Images courtesy of Amazon
Author: Neal Stephenson
This series of three very long novels is hard to characterize. Perhaps it can best be described as historical fiction about science, politics and adventuring. Set in the late 1600ís and early 1700ís, this series examines the way that an old system of power based on royalty and raw military power was challenged by a new system based on science and economics. While reading the novels, I repeatedly checked historical sources to see which things Stephenson novelized were real and which imagined. Did William of Orange actually get attacked by French troops? Was he gay? Did Newton actually drink mercury? Was he gay? Find out for yourself. Essentially, there are two story lines that intertwine, separate and then intertwine again. One part of the story follows Daniel Waterhouse (a fictional character) and his dealings with Isaac Newton, Gotfried Leibniz (historical characters) and the priority fights they waged on the discovery of the calculus. Sounds heavy, and it is. These parts take a great deal of patience and Stephenson could have used an editor, especially in parts of . But, by the end of the series, the dealings of Newton and The Royal Society had captivated me. As a scientist, I find the enlightenment and the Royal Society of that time to be fascinating. The other story line involves Half-cocked Jack Shaftoe, King of the Vagabonds and his paramour, Eliza, who turns out to be an economic virtuoso and master of court intrigue. Jack is a rogue, a cad, an opportunist and so totally likable and capable that one canít help but root for him.
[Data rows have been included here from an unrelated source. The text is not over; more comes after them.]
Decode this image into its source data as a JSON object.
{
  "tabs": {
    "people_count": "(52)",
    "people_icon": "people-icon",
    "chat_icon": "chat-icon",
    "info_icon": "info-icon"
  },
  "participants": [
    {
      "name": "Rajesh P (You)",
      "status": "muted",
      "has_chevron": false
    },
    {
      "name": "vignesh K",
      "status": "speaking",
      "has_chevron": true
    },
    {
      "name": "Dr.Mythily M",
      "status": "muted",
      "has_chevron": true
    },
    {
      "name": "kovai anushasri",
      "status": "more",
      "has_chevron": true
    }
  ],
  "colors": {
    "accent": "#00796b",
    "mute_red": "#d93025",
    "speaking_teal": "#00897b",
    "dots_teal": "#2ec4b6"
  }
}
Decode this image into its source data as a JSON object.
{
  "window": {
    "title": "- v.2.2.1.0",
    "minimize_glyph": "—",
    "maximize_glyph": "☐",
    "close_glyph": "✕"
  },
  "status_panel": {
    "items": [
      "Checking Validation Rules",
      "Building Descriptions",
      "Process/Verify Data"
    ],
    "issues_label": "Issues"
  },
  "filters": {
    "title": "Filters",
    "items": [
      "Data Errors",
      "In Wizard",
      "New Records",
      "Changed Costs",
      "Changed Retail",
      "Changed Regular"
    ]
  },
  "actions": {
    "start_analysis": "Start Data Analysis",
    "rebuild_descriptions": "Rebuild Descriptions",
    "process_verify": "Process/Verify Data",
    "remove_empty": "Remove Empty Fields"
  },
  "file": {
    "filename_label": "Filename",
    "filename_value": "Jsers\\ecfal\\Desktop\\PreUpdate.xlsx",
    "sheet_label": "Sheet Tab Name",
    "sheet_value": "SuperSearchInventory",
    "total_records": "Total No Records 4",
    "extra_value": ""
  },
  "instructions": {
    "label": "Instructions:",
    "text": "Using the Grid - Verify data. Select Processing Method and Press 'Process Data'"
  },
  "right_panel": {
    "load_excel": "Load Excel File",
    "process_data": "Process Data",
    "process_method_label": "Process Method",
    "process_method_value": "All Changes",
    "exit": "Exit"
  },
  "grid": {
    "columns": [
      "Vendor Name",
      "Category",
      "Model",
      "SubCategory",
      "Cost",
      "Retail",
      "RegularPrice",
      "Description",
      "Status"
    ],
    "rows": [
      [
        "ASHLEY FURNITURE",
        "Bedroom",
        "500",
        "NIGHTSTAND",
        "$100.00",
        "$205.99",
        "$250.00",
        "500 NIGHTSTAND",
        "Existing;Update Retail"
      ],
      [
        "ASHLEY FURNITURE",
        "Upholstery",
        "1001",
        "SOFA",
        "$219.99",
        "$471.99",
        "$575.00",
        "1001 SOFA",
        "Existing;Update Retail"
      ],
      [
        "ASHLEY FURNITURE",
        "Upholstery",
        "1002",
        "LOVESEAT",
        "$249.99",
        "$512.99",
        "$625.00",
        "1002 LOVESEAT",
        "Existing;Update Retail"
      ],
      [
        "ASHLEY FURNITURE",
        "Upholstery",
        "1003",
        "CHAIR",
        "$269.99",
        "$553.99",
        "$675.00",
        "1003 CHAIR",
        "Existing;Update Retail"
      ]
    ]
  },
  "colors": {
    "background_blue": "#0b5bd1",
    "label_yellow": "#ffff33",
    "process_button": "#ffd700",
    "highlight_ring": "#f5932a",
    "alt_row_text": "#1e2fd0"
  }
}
By the end of The Baroque Series, I had become deeply attached to the characters and felt as if I had taken a long journey to modernity, at least some of the first steps in that direction.